I hate Tuesday. It always starts early, after a long, busy, and very full Monday. And once again, I have choices to make. I'd love to do the two-session hands-on (again), this on on single-sourcing in Flare. But I also want to be at "Using DITA as a Content Delivery System fo Mobile Devices," "Think Simple - A Minimalist Approach to User Assistance," and "Introduction to eBook Devices and Formats." Right now, I'm leaning toward the last of these, but that might change once I get to see the sessions slides.
Joe Welinske is talking on ""UA Design and Implementation for iPhone Apps." This one's a no-brainer.
Blankety-blank hands-on sessions. Once again, I'd love to spend two session times on one, this time on "Building Your Own AIR Help Application." But I can't. I actually want to go to all 4 of the other sessions: ""Understanding Gestures in User Interfaces," Cultural Dimensions of Software Help Usage," "Microsoft Help Preview," and the double-scoop case study session on DITA. I'm wondering how the issue has changed over the years since I took my "International Technical Communication" class as a part of my TC curriculum. But I also want to learn about Microsoft Help, and I'm chomping at the bit to learn more about DITA. Again, I'll have to rely on slide review the night before to reach a final decision.
While I am intrigued by the double-scoop case study session on eLearning, I'm leaning toward the "Where User Experience and Software Engineering Meet" session.
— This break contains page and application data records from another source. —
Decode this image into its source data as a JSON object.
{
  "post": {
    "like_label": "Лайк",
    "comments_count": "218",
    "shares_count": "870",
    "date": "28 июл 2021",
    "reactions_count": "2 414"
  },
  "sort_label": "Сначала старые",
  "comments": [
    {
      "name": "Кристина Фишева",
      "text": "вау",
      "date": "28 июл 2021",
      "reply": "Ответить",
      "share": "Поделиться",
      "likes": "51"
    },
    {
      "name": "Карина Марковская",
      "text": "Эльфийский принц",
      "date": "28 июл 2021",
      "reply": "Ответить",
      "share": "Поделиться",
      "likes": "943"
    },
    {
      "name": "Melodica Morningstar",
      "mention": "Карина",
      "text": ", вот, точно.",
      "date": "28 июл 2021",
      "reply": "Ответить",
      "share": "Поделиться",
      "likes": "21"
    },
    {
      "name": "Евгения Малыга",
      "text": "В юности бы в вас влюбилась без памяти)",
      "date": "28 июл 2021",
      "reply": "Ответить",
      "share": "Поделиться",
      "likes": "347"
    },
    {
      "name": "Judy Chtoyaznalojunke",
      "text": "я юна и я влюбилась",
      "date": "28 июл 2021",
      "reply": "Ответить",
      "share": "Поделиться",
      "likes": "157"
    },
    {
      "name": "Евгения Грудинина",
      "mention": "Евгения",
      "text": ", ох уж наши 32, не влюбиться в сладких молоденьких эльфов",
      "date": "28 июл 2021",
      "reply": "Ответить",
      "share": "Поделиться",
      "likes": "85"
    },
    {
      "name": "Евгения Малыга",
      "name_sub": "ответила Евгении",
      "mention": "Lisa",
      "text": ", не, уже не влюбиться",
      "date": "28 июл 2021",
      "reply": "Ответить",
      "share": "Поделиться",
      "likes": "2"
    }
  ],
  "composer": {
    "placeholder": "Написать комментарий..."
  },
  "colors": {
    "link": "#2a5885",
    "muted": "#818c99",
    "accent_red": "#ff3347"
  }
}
This should be interesting. Conference attendees will be selecting--and some will be hosting--topics that they select and vote on. Stay tuned to this space to see what comes out of this experiment.
Wednesday's early start is mitigated by the fact that Tuesday session package ended early with product demos. As usual, there are two sessions at this time that I am targeting. First, "eBook Conversions: A Tutorial for UA Professionals" looks really useful for learning how to convert content to eBook formats. But the double-scoop case study session on single sourcing, where one speaker is doing DITSA and another wikis looks really useful.
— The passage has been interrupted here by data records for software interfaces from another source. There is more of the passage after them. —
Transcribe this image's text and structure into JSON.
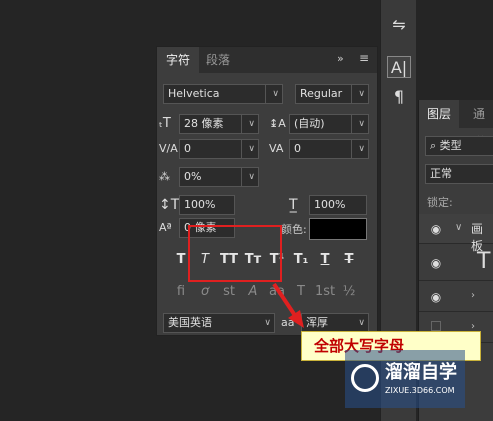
{
  "char_panel": {
    "tabs": [
      "字符",
      "段落"
    ],
    "menu_icon": "panel-menu-icon",
    "font_family": "Helvetica",
    "font_style": "Regular",
    "font_size": "28 像素",
    "leading": "(自动)",
    "kerning": "0",
    "tracking": "0",
    "tsume": "0%",
    "vertical_scale": "100%",
    "horizontal_scale": "100%",
    "baseline_shift": "0 像素",
    "color_label": "颜色:",
    "color_value": "#000000",
    "type_buttons": [
      "T",
      "T",
      "TT",
      "Tт",
      "T¹",
      "T₁",
      "T",
      "T"
    ],
    "opentype_buttons": [
      "fi",
      "ơ",
      "st",
      "A",
      "aa",
      "T",
      "1st",
      "½"
    ],
    "language": "美国英语",
    "aa_label": "aa",
    "antialias": "浑厚"
  },
  "layers_panel": {
    "tabs": [
      "图层",
      "通道"
    ],
    "filter_label": "类型",
    "blend_mode": "正常",
    "lock_label": "锁定:",
    "group_label": "画板"
  },
  "tooltip": {
    "text": "全部大写字母"
  },
  "watermark": {
    "title": "溜溜自学",
    "url": "ZIXUE.3D66.COM"
  }
}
While the double-scoop case study on agile looks useful, the ""The Psychology of User Interface Responsiveness" session looks really, really interesting.
This turns out to be one of the few time slots during the conference that is a pretty easy choice, at least for me. "Interaction Design Meets Expertise: Representation, Understanding, and Problem solving" is right up my alley. To be fair, a couple of other ones do look interesting. "Writing for Mobile Devices: An End-User Approach" looks tremendously useful to prepare for the ongoing explosion of mobile computing devices., even though this presentation is by someone from Microsoft and focuses on Windows Mobile, and I'm (now) an iPhone geek (although I've had multiple Windows Mobile devices in the past). And "Google Wave and User Assistance" could provide some interesting tidbits on making this often-puzzling service a bit clearer.
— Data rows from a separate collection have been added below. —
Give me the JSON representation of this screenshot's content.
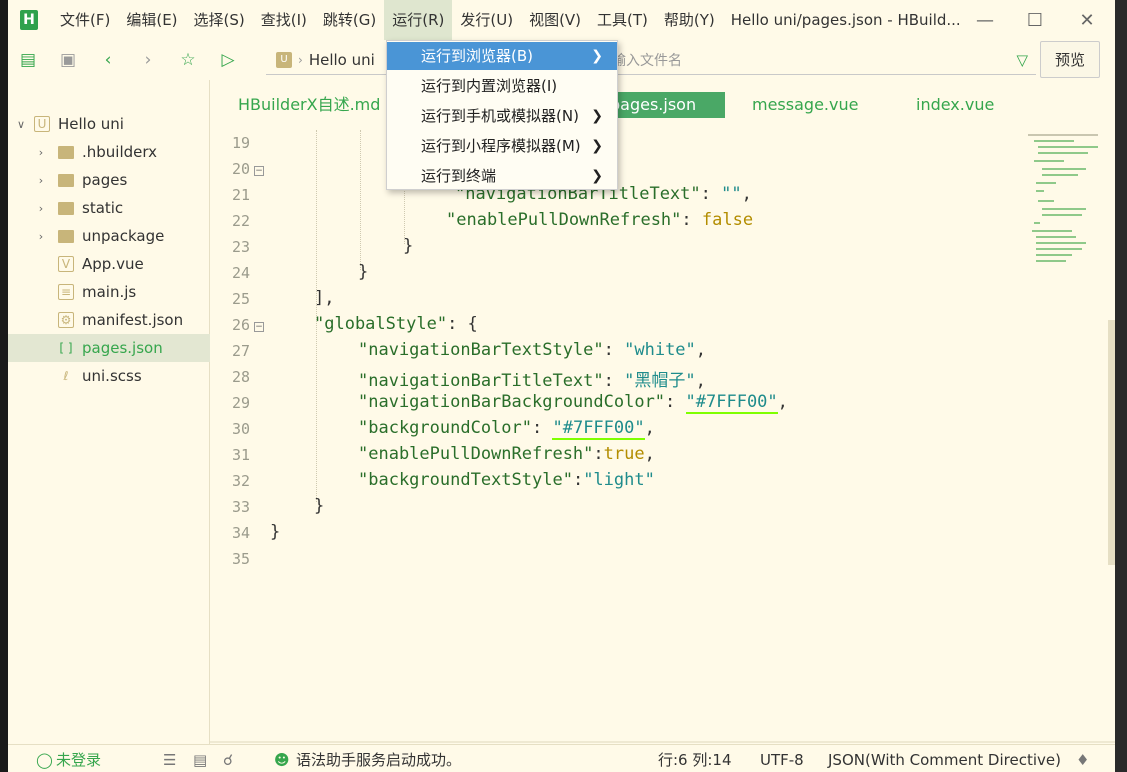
{
  "menubar": {
    "items": [
      "文件(F)",
      "编辑(E)",
      "选择(S)",
      "查找(I)",
      "跳转(G)",
      "运行(R)",
      "发行(U)",
      "视图(V)",
      "工具(T)",
      "帮助(Y)"
    ],
    "window_title": "Hello uni/pages.json - HBuild..."
  },
  "toolbar": {
    "address_project": "Hello uni",
    "search_placeholder": "输入文件名",
    "preview_label": "预览"
  },
  "run_menu": {
    "items": [
      {
        "label": "运行到浏览器(B)",
        "has_submenu": true,
        "highlighted": true
      },
      {
        "label": "运行到内置浏览器(I)",
        "has_submenu": false
      },
      {
        "label": "运行到手机或模拟器(N)",
        "has_submenu": true
      },
      {
        "label": "运行到小程序模拟器(M)",
        "has_submenu": true
      },
      {
        "label": "运行到终端",
        "has_submenu": true
      }
    ]
  },
  "sidebar": {
    "project": "Hello uni",
    "items": [
      {
        "label": ".hbuilderx",
        "type": "folder"
      },
      {
        "label": "pages",
        "type": "folder"
      },
      {
        "label": "static",
        "type": "folder"
      },
      {
        "label": "unpackage",
        "type": "folder"
      },
      {
        "label": "App.vue",
        "type": "file"
      },
      {
        "label": "main.js",
        "type": "file"
      },
      {
        "label": "manifest.json",
        "type": "file"
      },
      {
        "label": "pages.json",
        "type": "file",
        "selected": true
      },
      {
        "label": "uni.scss",
        "type": "file"
      }
    ]
  },
  "tabs": [
    {
      "label": "HBuilderX自述.md"
    },
    {
      "label": "pages.json",
      "active": true
    },
    {
      "label": "message.vue"
    },
    {
      "label": "index.vue"
    }
  ],
  "editor": {
    "line_numbers": [
      "19",
      "20",
      "21",
      "22",
      "23",
      "24",
      "25",
      "26",
      "27",
      "28",
      "29",
      "30",
      "31",
      "32",
      "33",
      "34",
      "35"
    ],
    "lines": [
      "",
      "",
      "\"navigationBarTitleText\": \"\",",
      "\"enablePullDownRefresh\": false",
      "}",
      "}",
      "],",
      "\"globalStyle\": {",
      "\"navigationBarTextStyle\": \"white\",",
      "\"navigationBarTitleText\": \"黑帽子\",",
      "\"navigationBarBackgroundColor\": \"#7FFF00\",",
      "\"backgroundColor\": \"#7FFF00\",",
      "\"enablePullDownRefresh\":true,",
      "\"backgroundTextStyle\":\"light\"",
      "}",
      "}",
      ""
    ]
  },
  "statusbar": {
    "login": "未登录",
    "message": "语法助手服务启动成功。",
    "position": "行:6  列:14",
    "encoding": "UTF-8",
    "language": "JSON(With Comment Directive)"
  },
  "colors": {
    "background": "#fffae8",
    "accent": "#36a64d",
    "menu_highlight": "#4a95d6",
    "tab_active": "#4aa866"
  }
}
For me, this one's an easy call. Even if the topic didn't focus on DITA, I'd be going to ""Introduction to DITA Conditional Processing" for the speaker: Dave Gash. Even though Dave loves highly technical topics--and this is one--making it sometimes tough to muddle through, if you can't have the ever-entertaining Jared Spool ending the final day, a Dave Gash presentation is perhaps the next best thing.
This year, the conference ends with a panel that has in the past begun the proceedings: a group that looks at the future of user assistance. This year, some new faces will grace the stage, and it'll be interesting to see what they have to say as they send attendees on their way to prepare for next year.